## [EXERCISE]
Only a number is wanted here: the count of lines in the data below where the string "Elizabeth" occurs.
START STUDY MATERIAL
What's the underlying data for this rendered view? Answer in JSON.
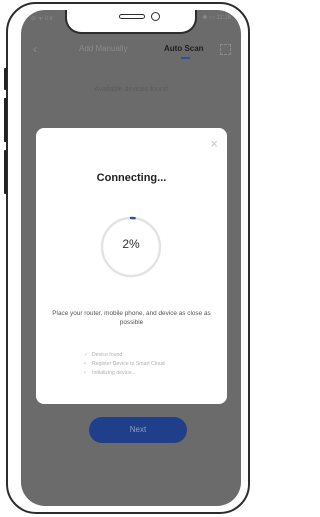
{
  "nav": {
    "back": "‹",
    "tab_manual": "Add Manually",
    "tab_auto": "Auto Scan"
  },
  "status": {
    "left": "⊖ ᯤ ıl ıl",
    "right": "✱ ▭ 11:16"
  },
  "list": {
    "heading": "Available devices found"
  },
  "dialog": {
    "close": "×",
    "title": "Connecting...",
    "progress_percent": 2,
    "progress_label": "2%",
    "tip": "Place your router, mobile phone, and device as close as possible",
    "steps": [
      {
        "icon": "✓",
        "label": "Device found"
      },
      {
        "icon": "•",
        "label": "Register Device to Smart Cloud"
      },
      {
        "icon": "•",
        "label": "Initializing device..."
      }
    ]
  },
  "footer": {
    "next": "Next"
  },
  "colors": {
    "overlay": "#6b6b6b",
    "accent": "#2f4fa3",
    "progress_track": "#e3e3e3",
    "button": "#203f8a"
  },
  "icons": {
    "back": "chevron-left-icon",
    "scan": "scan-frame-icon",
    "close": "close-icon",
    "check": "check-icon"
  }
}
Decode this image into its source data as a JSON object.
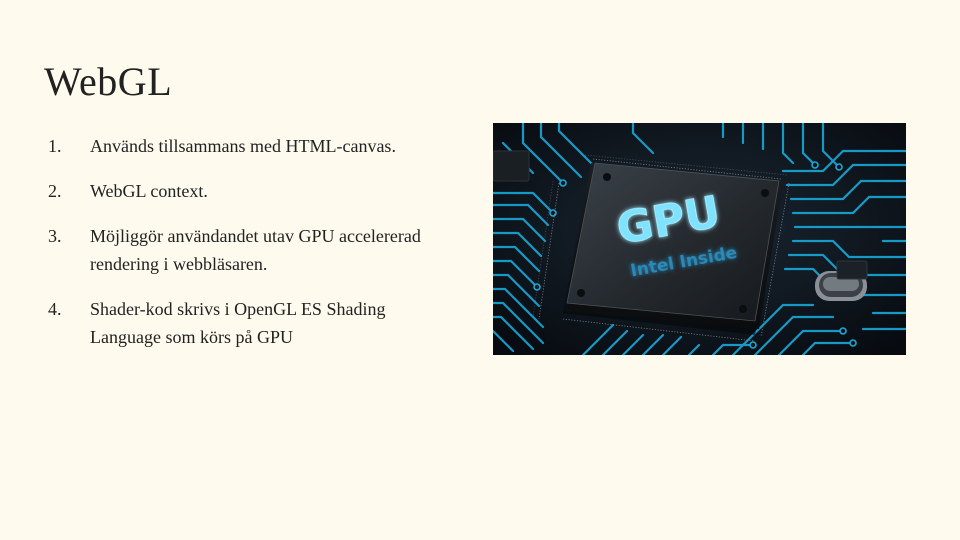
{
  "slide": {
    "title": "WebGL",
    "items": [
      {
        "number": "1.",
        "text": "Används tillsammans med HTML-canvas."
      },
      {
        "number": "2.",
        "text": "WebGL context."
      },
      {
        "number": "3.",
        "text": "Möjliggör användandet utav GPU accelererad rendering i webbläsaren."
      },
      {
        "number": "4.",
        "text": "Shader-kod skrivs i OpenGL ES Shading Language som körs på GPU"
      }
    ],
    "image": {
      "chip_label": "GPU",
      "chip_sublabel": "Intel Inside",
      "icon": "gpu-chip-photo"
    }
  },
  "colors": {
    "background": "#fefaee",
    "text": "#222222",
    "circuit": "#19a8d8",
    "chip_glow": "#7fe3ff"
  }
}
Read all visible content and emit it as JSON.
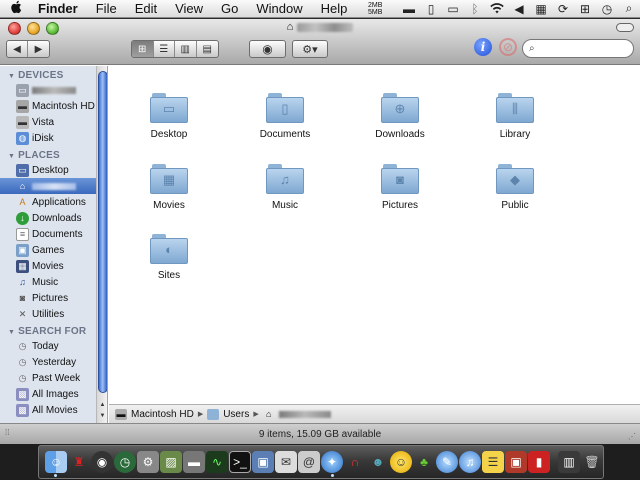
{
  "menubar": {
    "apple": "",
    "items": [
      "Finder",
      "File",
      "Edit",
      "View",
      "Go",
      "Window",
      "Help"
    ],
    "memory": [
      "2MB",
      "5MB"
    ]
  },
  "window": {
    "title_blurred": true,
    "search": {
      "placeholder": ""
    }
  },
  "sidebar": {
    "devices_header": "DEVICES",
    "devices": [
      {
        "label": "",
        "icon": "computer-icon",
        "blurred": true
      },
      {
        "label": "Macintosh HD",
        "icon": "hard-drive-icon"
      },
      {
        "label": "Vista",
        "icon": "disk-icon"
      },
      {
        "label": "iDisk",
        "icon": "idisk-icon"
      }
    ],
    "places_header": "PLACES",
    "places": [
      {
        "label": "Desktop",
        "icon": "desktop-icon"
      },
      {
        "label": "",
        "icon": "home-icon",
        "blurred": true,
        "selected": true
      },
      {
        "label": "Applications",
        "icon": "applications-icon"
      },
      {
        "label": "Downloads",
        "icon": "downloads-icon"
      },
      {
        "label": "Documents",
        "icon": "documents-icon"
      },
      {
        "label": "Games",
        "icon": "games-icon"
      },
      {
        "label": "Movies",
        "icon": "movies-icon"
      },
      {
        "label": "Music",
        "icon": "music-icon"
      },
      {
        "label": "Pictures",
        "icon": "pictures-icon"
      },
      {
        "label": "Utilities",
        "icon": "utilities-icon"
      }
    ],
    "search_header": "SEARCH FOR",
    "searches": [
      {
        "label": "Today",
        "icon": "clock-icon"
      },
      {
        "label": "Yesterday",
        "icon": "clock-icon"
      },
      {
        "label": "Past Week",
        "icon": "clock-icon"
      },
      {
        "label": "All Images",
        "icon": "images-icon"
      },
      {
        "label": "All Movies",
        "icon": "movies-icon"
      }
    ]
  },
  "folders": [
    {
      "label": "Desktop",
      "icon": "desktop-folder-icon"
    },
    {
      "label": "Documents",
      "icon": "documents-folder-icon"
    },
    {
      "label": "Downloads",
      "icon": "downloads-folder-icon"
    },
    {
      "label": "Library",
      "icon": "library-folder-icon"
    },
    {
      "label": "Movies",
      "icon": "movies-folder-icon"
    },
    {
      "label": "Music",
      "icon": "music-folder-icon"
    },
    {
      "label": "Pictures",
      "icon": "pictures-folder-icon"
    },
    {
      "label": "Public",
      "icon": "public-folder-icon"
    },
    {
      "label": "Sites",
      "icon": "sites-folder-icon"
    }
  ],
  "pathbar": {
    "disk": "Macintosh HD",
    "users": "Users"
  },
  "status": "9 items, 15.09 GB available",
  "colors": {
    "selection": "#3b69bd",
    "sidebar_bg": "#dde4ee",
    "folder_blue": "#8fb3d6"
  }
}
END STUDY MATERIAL
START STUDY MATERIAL
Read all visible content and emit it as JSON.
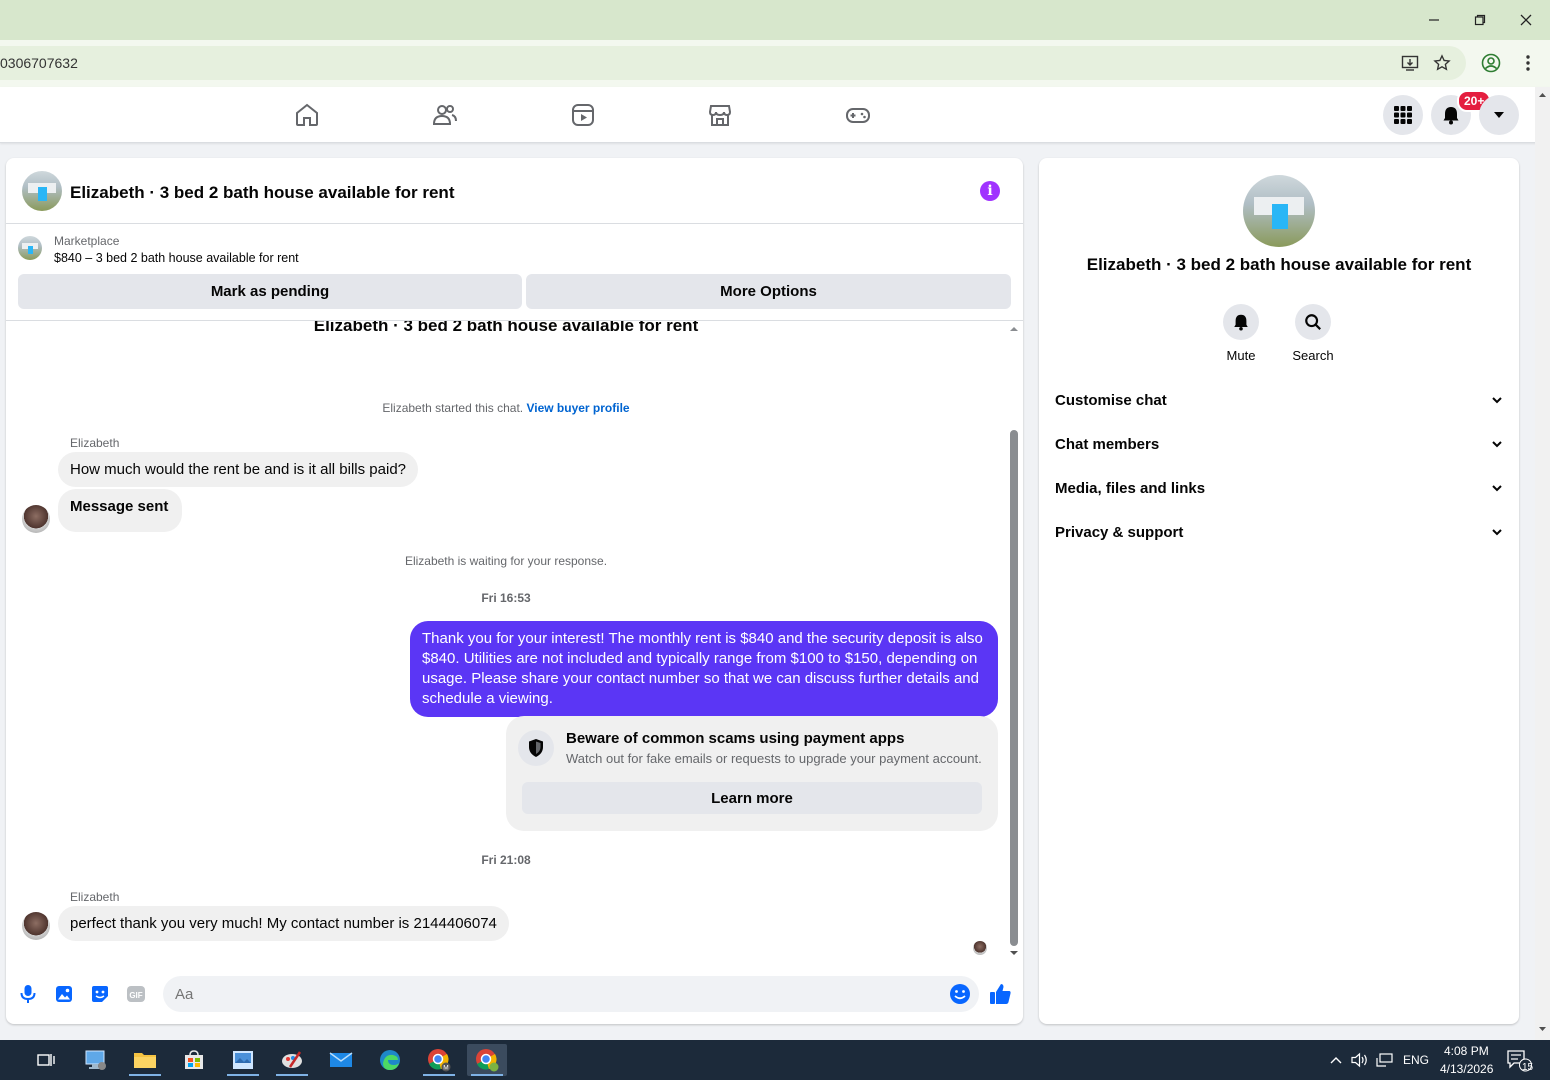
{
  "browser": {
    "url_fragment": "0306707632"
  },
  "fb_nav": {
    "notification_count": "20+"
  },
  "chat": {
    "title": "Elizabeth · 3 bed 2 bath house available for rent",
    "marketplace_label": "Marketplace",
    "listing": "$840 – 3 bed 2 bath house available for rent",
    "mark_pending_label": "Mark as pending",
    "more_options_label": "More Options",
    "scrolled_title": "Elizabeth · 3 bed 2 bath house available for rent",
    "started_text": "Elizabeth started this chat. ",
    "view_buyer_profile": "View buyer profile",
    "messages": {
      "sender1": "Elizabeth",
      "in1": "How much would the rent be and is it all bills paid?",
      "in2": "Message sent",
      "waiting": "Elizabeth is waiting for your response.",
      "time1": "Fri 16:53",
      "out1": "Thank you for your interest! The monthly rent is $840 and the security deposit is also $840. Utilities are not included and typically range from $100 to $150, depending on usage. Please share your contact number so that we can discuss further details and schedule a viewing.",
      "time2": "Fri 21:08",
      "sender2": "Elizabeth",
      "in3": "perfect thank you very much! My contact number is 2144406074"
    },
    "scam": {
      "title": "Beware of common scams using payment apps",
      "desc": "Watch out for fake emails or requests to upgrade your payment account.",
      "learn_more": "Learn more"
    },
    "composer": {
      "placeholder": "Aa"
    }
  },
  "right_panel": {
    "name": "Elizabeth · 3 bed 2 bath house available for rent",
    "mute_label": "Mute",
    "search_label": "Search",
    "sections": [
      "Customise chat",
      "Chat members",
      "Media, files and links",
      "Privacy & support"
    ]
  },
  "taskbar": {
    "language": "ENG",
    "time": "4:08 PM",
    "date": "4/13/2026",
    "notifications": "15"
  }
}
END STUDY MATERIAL
## [TASK ANSWER]
7